The allegations of Islamist extremism in Birmingham schools have sparked four separate investigations including by the Department for Education (DfE) and Birmingham City Council
Earlier this year an undated and unsigned letter, now widely believed to be a hoax, was leaked to the media setting out a five-point plan, dubbed 'Operation Trojan Horse', for hard-line Muslims to seize control of schools by installing friendly governors and forcing out uncooperative headteachers.
In a statement on Monday morning, Park View Educational Trust vice-chair David Hughes rejected Ofsted's findings and said the schools "do not tolerate or promote extremism".
"We have made a major commitment to raising all students' awareness of extremism. People who know and have worked with our schools are appalled at the way we have been misrepresented," he said.
In the interview with HuffPost UK, Khan also warned that Islamophobia "is a big issue" in Britain and that other minorities do not suffer the same level of abuse or hatred. "There's no other country I'd rather live in," he said. "But you hear stories too often about a woman wearing hijab [being abused] on a bus or a child on the receiving end of Islamophobia."
He added: "That sort of hatred and animus isn't being done against ethnic minorities who aren't visible Muslims."
Education secretary Michael Gove was forced to apologise to Cameron over the weekend after a damaging feud with home secretary Theresa May, whose closest aide Fiona Cunningham had to resign following a bitter round of briefings and counter-briefings about efforts to combat extremism.
Gove had criticised Home Office counter-extremism chief Charles Farr for only focusing on terrorism, rather than the 'non-violent' extremism which the education secretary believes acts as a conveyor belt to violence and terror.
Khan, however, told HuffPost UK that "the evidence [for a conveyor belt to extremism] is not necessarily there", explaining: "You've got to be quite careful equating how somebody dresses, what somebody eats, how long someone's beard is, with how extreme they are."
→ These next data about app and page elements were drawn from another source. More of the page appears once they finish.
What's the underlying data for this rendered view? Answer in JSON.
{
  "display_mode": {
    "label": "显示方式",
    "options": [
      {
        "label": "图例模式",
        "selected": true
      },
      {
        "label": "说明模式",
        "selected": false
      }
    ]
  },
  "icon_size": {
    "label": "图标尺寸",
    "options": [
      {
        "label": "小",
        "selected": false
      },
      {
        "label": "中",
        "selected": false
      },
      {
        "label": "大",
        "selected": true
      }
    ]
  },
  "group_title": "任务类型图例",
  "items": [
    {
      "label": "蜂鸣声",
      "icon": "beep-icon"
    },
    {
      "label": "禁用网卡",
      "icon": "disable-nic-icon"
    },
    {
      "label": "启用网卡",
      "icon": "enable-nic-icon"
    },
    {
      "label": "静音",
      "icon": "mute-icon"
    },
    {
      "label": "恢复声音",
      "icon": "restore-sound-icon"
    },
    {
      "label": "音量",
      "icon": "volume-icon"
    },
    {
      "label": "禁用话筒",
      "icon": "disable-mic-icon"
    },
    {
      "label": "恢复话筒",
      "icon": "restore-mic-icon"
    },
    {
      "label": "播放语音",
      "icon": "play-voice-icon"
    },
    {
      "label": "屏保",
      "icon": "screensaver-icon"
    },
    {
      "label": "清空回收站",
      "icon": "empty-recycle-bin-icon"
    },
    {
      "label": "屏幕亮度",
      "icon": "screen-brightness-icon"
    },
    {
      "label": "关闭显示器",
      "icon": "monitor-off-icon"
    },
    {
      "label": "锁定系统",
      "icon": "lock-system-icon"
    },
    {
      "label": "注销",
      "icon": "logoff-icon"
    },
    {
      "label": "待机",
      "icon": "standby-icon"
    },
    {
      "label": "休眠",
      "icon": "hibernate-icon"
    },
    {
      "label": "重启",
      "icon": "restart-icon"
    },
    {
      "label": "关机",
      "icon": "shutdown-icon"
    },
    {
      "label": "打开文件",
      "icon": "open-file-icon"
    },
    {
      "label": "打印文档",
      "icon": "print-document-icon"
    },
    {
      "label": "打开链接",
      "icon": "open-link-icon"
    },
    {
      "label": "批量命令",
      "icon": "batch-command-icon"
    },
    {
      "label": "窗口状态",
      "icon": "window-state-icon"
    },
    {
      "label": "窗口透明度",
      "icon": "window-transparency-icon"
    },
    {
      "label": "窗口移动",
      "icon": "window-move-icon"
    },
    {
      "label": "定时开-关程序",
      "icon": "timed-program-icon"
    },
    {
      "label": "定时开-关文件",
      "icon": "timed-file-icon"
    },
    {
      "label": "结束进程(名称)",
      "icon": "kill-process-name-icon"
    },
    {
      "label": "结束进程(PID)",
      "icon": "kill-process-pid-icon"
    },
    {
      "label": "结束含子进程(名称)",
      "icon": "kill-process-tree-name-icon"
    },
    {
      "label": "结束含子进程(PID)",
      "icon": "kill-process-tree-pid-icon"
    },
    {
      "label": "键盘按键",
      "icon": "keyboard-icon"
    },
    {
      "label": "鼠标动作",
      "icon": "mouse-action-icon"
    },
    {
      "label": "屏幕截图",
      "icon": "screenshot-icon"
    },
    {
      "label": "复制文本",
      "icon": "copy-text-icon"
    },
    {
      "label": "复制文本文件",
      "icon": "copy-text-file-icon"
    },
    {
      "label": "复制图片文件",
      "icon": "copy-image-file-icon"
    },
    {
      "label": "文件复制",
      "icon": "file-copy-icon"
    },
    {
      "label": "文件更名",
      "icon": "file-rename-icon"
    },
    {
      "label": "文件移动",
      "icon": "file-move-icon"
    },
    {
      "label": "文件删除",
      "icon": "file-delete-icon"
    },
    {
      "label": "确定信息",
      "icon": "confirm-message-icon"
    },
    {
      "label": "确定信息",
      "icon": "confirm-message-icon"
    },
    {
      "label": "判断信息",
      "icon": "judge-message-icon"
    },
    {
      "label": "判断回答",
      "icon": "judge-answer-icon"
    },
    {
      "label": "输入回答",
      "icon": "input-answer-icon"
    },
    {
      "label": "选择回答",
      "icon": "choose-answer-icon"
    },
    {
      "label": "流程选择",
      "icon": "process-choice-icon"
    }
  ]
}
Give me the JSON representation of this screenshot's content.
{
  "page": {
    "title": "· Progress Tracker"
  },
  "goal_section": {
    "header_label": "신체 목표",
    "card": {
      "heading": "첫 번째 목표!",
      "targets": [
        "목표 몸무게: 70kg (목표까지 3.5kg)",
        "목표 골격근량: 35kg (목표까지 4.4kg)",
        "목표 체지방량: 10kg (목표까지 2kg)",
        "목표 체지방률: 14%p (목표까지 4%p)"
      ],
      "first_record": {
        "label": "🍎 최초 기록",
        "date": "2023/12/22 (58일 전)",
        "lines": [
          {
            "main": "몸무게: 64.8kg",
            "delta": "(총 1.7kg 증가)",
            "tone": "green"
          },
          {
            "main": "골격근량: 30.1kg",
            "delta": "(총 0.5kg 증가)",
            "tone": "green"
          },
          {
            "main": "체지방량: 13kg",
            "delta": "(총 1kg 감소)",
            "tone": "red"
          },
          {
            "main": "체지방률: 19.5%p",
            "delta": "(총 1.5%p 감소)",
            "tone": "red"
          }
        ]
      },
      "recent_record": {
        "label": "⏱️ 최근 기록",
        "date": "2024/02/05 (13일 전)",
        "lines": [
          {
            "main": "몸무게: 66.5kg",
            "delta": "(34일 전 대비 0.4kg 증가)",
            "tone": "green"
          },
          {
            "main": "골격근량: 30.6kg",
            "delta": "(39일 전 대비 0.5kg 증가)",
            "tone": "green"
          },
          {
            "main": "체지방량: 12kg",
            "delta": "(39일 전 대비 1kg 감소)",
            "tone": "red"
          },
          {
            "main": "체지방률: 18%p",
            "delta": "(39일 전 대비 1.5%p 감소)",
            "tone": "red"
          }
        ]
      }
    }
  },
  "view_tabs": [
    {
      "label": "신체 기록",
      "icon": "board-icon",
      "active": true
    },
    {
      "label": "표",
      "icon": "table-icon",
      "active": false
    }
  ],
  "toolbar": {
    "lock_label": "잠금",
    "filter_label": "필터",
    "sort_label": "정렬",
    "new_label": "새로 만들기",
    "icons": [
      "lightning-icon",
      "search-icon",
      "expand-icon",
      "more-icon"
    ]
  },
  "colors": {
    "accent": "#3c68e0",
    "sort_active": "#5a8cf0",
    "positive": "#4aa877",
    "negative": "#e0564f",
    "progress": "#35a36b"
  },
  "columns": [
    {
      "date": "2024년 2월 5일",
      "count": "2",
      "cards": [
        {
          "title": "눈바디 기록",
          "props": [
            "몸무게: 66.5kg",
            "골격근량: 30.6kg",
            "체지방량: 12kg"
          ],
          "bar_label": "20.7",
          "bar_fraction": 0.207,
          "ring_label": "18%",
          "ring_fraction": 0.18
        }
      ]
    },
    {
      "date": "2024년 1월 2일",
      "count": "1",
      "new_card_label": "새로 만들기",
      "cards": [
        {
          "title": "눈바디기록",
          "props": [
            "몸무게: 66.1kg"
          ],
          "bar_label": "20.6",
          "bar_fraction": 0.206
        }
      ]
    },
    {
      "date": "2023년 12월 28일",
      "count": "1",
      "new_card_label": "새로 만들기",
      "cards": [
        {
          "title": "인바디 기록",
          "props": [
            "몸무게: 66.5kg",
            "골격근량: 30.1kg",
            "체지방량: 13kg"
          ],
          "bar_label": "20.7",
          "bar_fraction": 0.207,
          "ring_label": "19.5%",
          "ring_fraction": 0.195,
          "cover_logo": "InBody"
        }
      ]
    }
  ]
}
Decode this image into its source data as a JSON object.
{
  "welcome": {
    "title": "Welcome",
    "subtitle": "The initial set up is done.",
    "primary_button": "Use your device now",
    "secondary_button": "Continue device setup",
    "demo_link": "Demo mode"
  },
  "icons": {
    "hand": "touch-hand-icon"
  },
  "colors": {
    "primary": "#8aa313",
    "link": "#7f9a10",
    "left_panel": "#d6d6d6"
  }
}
Mehdi Hasan's full interview with shadow justice secretary Sadiq Khan MP will be published on HuffPost UK later this weekSuggest a correction